As I mentioned before my solution is to return back to the caveman. Though this article doesn’t mention it, there is another term for what cavemen used to do: “locavorism”. This means that a person eats within a 100 mile radius so that the money stays within the community and strengthens the bioregional community. Therefore, the money would go to the farmers in the region. This diet would mostly keep up with the seasons – so the consumer would eat foods that are fresh and not shipped from other climates – and would encourage a healthier diet that does not consist of mostly high fructose corn syrup.
One family has succeeded in following this diet! In Animal, Vegetable, Miracle, Barabara Kingsolver farmed their own food and bought from 100 mi radius. (Though each family member had one “cheat” food.) Within this book she discusses several flaws to bioregionalism: that it wasn’t ideal to follow the localvorism diet in Virginia due to urban sprawl; that farming experience would be difficult for average population who would need to educate themselves prior to attempting this diet. [I would like to thank another classmate in part for using this as an example in his presentation for bioregionalism!]
So what’s the only other alternative?
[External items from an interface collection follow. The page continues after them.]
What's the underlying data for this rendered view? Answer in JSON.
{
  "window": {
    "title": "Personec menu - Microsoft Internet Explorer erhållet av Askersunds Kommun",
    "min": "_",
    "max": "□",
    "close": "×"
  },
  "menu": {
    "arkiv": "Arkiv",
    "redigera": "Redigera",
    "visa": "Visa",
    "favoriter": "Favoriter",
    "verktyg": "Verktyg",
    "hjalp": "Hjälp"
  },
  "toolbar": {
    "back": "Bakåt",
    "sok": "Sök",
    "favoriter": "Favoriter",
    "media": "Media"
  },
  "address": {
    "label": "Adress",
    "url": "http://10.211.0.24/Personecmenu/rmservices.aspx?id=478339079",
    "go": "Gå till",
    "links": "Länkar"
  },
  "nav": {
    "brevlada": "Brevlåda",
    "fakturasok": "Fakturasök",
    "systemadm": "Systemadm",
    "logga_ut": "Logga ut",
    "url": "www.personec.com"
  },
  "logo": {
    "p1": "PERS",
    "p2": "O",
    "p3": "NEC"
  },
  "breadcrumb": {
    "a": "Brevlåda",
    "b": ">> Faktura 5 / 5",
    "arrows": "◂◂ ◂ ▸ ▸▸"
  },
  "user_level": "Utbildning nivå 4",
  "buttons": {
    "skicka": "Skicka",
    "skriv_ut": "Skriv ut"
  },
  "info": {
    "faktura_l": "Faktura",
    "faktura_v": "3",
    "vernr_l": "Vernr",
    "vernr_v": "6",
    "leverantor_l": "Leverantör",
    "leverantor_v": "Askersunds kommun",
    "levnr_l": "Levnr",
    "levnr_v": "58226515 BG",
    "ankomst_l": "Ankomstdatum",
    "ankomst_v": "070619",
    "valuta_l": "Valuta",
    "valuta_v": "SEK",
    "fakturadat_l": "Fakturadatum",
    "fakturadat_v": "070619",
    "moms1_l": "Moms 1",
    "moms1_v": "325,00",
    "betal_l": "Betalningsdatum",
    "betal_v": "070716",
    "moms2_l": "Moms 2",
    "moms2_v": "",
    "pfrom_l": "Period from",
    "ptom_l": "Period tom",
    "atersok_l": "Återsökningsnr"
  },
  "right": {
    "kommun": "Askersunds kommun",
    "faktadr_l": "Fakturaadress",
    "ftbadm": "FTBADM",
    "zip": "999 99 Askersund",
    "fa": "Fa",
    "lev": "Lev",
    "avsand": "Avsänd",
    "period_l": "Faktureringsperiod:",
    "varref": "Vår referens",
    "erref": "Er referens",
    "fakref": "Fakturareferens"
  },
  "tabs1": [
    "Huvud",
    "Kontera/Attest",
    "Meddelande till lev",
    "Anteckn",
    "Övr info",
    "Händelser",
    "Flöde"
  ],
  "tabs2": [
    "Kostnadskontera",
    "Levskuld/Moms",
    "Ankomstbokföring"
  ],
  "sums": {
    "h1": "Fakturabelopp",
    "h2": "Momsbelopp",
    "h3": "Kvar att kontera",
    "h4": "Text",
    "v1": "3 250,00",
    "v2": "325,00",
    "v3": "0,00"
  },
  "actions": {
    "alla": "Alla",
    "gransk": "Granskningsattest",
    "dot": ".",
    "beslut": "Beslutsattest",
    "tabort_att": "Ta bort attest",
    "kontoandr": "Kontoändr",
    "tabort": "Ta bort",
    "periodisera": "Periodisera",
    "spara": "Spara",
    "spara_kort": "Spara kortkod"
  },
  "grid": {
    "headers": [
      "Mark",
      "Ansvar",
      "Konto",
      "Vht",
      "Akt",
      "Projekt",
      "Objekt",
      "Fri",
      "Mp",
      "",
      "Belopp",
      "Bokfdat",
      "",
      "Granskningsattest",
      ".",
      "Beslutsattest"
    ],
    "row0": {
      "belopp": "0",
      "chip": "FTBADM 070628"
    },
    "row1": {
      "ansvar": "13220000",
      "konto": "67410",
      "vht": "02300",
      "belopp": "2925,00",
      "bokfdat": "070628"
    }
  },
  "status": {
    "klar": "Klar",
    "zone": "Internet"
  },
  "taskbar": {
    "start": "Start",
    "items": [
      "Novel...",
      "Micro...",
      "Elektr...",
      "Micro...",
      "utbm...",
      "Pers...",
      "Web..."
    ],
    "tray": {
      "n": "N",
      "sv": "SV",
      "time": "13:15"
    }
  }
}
One classmate stated: there is “only change [when there’s] a complete disruption in the system.” The overhaul for the existing food system would be difficult, especially to implement another system since some regions cannot support a bioregionalism system. On top of that there’s no incentive to change. With rising gas prices and increasing eco-social awareness the consumer can change the current food system to work for you, but first, we, as the consumer, need to not support the current system. Will you help the new movement grow in strength or should you?